True, Steve Forbes can hardly be expected to watch every dime himself, and I would not want him to be so culturally uptight that we were robbed of entertaining moments such as him introducing the militant black band Rage Against the Machine on Saturday Night Live. And admittedly—as Steve Forbes must be well aware after his campaign—mainstream media are more dangerous to the culture than obscure Marxist critics. Still, a glance at the MCM textbooks in the Brown Bookstore should suffice to show there is something wrong with the Forbes media empire aiding MCM. When I examined the shelves on my reunion visit, typical textbooks included Black Skin, White Masks by Frantz Fanon, the socialist whose inclusion in Stanford’s notorious Western Civilization survey bumped John Locke from the lineup; Michael T. Taussig’s The Devil and Commodity Fetishism in South America, with a quotation on the back cover calling the book “superb ethnography, a Marxist critique of world capitalism, a lesson in analogical and dialectical techniques (some of them bordering on the mystical)”; Michel Foucault’s History of Sexuality, Volume 1; and, perhaps most ironically (given Steve Forbes’ anticommunist radio work under Reagan), Cuban-American Radio Wars, a book which criticizes Voice of America, noting that “In the United States, the paragon of the liberal tradition, the interests of the minority elite classes are paramount and are safeguarded by a representational structure favoring those classes.”

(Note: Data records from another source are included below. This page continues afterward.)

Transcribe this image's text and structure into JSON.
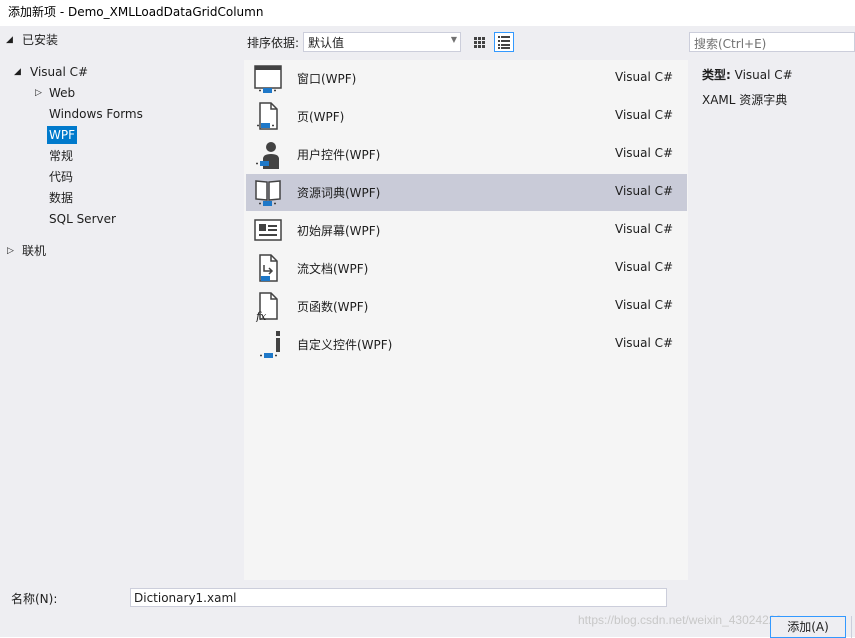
{
  "window": {
    "title": "添加新项 - Demo_XMLLoadDataGridColumn"
  },
  "tree": {
    "installed": "已安装",
    "visual_csharp": "Visual C#",
    "web": "Web",
    "windows_forms": "Windows Forms",
    "wpf": "WPF",
    "general": "常规",
    "code": "代码",
    "data": "数据",
    "sql_server": "SQL Server",
    "online": "联机"
  },
  "toolbar": {
    "sort_label": "排序依据:",
    "sort_value": "默认值"
  },
  "search": {
    "placeholder": "搜索(Ctrl+E)"
  },
  "templates": [
    {
      "name": "窗口(WPF)",
      "lang": "Visual C#",
      "icon": "window-icon"
    },
    {
      "name": "页(WPF)",
      "lang": "Visual C#",
      "icon": "page-icon"
    },
    {
      "name": "用户控件(WPF)",
      "lang": "Visual C#",
      "icon": "user-control-icon"
    },
    {
      "name": "资源词典(WPF)",
      "lang": "Visual C#",
      "icon": "resource-dictionary-icon",
      "selected": true
    },
    {
      "name": "初始屏幕(WPF)",
      "lang": "Visual C#",
      "icon": "splash-screen-icon"
    },
    {
      "name": "流文档(WPF)",
      "lang": "Visual C#",
      "icon": "flow-document-icon"
    },
    {
      "name": "页函数(WPF)",
      "lang": "Visual C#",
      "icon": "page-function-icon"
    },
    {
      "name": "自定义控件(WPF)",
      "lang": "Visual C#",
      "icon": "custom-control-icon"
    }
  ],
  "info": {
    "type_label": "类型:",
    "type_value": "Visual C#",
    "description": "XAML 资源字典"
  },
  "bottom": {
    "name_label": "名称(N):",
    "name_value": "Dictionary1.xaml",
    "add_button": "添加(A)",
    "watermark": "https://blog.csdn.net/weixin_43024229"
  },
  "colors": {
    "selection": "#007acc",
    "row_selected": "#c9cbd8",
    "accent_blue": "#1e78c8"
  }
}
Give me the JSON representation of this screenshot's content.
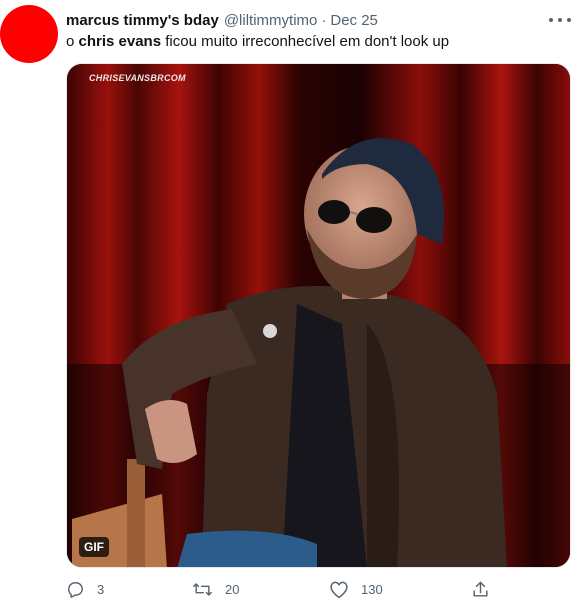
{
  "tweet": {
    "avatar_color": "#ff0000",
    "display_name": "marcus timmy's bday",
    "handle": "@liltimmytimo",
    "separator": "·",
    "date": "Dec 25",
    "more_icon": "more-horizontal-icon",
    "text_prefix": "o ",
    "text_bold": "chris evans",
    "text_suffix": " ficou muito irreconhecível em don't look up"
  },
  "media": {
    "watermark": "CHRISEVANSBRCOM",
    "badge": "GIF",
    "description_colors": {
      "curtain": "#8a0d0a",
      "jacket": "#3b2a22"
    }
  },
  "actions": {
    "reply": {
      "icon": "reply-icon",
      "count": "3"
    },
    "retweet": {
      "icon": "retweet-icon",
      "count": "20"
    },
    "like": {
      "icon": "heart-icon",
      "count": "130"
    },
    "share": {
      "icon": "share-icon"
    }
  },
  "colors": {
    "text": "#0f1419",
    "secondary": "#536471"
  }
}
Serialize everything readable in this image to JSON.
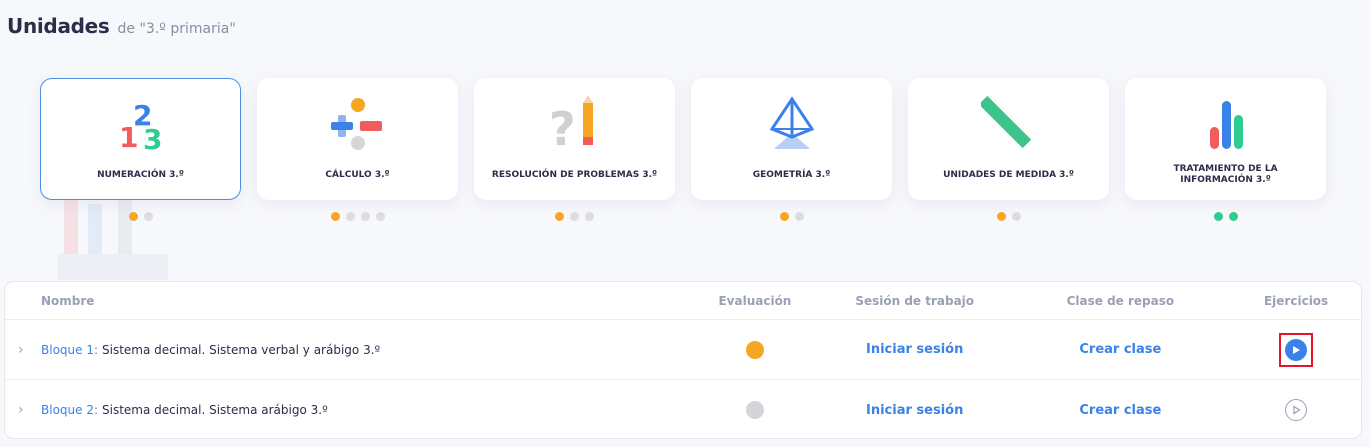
{
  "header": {
    "title": "Unidades",
    "subtitle": "de \"3.º primaria\""
  },
  "units": [
    {
      "title": "NUMERACIÓN 3.º",
      "icon": "numbers-123-icon",
      "active": true,
      "dots": [
        "orange",
        "gray"
      ]
    },
    {
      "title": "CÁLCULO 3.º",
      "icon": "plus-minus-icon",
      "active": false,
      "dots": [
        "orange",
        "gray",
        "gray",
        "gray"
      ]
    },
    {
      "title": "RESOLUCIÓN DE PROBLEMAS 3.º",
      "icon": "question-pencil-icon",
      "active": false,
      "dots": [
        "orange",
        "gray",
        "gray"
      ]
    },
    {
      "title": "GEOMETRÍA 3.º",
      "icon": "pyramid-icon",
      "active": false,
      "dots": [
        "orange",
        "gray"
      ]
    },
    {
      "title": "UNIDADES DE MEDIDA 3.º",
      "icon": "ruler-icon",
      "active": false,
      "dots": [
        "orange",
        "gray"
      ]
    },
    {
      "title": "TRATAMIENTO DE LA INFORMACIÓN 3.º",
      "icon": "bar-chart-icon",
      "active": false,
      "dots": [
        "green",
        "green"
      ]
    }
  ],
  "table": {
    "headers": {
      "name": "Nombre",
      "eval": "Evaluación",
      "session": "Sesión de trabajo",
      "review": "Clase de repaso",
      "exercises": "Ejercicios"
    },
    "rows": [
      {
        "block": "Bloque 1:",
        "name": "Sistema decimal. Sistema verbal y arábigo 3.º",
        "eval_color": "#f5a623",
        "session": "Iniciar sesión",
        "review": "Crear clase",
        "exercise_icon": "play-filled-icon"
      },
      {
        "block": "Bloque 2:",
        "name": "Sistema decimal. Sistema arábigo 3.º",
        "eval_color": "#d4d5da",
        "session": "Iniciar sesión",
        "review": "Crear clase",
        "exercise_icon": "play-outline-icon"
      }
    ]
  },
  "colors": {
    "accent": "#3b82e8",
    "orange": "#f5a623",
    "green": "#2ecc8f",
    "highlight": "#e4162a"
  }
}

Perhaps the book is correct, but if donations to the MCM department are any indication, those elite classes are not being too farsighted about preserving their own social system.